* THE PROBLEM
Output all of the listing, leaving every line exactly as written.

* INFORMATION SUPPLIED
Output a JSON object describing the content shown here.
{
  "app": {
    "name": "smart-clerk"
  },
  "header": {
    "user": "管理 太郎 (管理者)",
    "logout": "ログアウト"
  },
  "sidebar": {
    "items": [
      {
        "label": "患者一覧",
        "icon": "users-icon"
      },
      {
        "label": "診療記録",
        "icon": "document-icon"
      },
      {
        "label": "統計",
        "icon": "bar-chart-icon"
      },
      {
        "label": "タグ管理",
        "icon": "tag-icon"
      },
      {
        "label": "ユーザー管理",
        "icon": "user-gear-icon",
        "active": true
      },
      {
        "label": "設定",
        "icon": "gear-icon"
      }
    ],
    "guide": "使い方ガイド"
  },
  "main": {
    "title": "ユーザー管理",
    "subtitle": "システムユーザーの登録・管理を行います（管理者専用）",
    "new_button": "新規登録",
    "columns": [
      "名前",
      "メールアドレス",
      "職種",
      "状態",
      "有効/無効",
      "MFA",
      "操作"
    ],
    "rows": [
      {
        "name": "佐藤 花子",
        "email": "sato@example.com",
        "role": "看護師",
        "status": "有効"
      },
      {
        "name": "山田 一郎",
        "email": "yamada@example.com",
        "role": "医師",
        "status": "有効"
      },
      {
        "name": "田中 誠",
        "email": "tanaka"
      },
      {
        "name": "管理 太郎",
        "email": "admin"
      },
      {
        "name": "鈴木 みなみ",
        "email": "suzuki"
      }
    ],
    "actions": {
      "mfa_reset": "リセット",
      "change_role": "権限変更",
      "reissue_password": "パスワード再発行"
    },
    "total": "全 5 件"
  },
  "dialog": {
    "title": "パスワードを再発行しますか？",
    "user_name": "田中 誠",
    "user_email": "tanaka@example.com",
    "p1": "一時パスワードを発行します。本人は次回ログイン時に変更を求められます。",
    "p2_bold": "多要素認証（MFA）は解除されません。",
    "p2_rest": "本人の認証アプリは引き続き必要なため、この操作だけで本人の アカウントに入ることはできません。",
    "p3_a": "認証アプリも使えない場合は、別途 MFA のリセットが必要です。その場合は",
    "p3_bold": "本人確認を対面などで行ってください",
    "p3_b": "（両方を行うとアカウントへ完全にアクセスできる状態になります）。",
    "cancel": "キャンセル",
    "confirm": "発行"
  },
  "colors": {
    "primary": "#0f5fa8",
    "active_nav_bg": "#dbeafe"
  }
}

* YOUR SOLUTION
Output a JSON object describing the content shown here.
{
  "app": {
    "name": "smart-clerk"
  },
  "header": {
    "user": "管理 太郎 (管理者)",
    "logout": "ログアウト"
  },
  "sidebar": {
    "items": [
      {
        "label": "患者一覧",
        "icon": "users-icon"
      },
      {
        "label": "診療記録",
        "icon": "document-icon"
      },
      {
        "label": "統計",
        "icon": "bar-chart-icon"
      },
      {
        "label": "タグ管理",
        "icon": "tag-icon"
      },
      {
        "label": "ユーザー管理",
        "icon": "user-gear-icon",
        "active": true
      },
      {
        "label": "設定",
        "icon": "gear-icon"
      }
    ],
    "guide": "使い方ガイド"
  },
  "main": {
    "title": "ユーザー管理",
    "subtitle": "システムユーザーの登録・管理を行います（管理者専用）",
    "new_button": "新規登録",
    "columns": [
      "名前",
      "メールアドレス",
      "職種",
      "状態",
      "有効/無効",
      "MFA",
      "操作"
    ],
    "rows": [
      {
        "name": "佐藤 花子",
        "email": "sato@example.com",
        "role": "看護師",
        "status": "有効"
      },
      {
        "name": "山田 一郎",
        "email": "yamada@example.com",
        "role": "医師",
        "status": "有効"
      },
      {
        "name": "田中 誠",
        "email": "tanaka"
      },
      {
        "name": "管理 太郎",
        "email": "admin"
      },
      {
        "name": "鈴木 みなみ",
        "email": "suzuki"
      }
    ],
    "actions": {
      "mfa_reset": "リセット",
      "change_role": "権限変更",
      "reissue_password": "パスワード再発行"
    },
    "total": "全 5 件"
  },
  "dialog": {
    "title": "パスワードを再発行しますか？",
    "user_name": "田中 誠",
    "user_email": "tanaka@example.com",
    "p1": "一時パスワードを発行します。本人は次回ログイン時に変更を求められます。",
    "p2_bold": "多要素認証（MFA）は解除されません。",
    "p2_rest": "本人の認証アプリは引き続き必要なため、この操作だけで本人の アカウントに入ることはできません。",
    "p3_a": "認証アプリも使えない場合は、別途 MFA のリセットが必要です。その場合は",
    "p3_bold": "本人確認を対面などで行ってください",
    "p3_b": "（両方を行うとアカウントへ完全にアクセスできる状態になります）。",
    "cancel": "キャンセル",
    "confirm": "発行"
  },
  "colors": {
    "primary": "#0f5fa8",
    "active_nav_bg": "#dbeafe"
  }
}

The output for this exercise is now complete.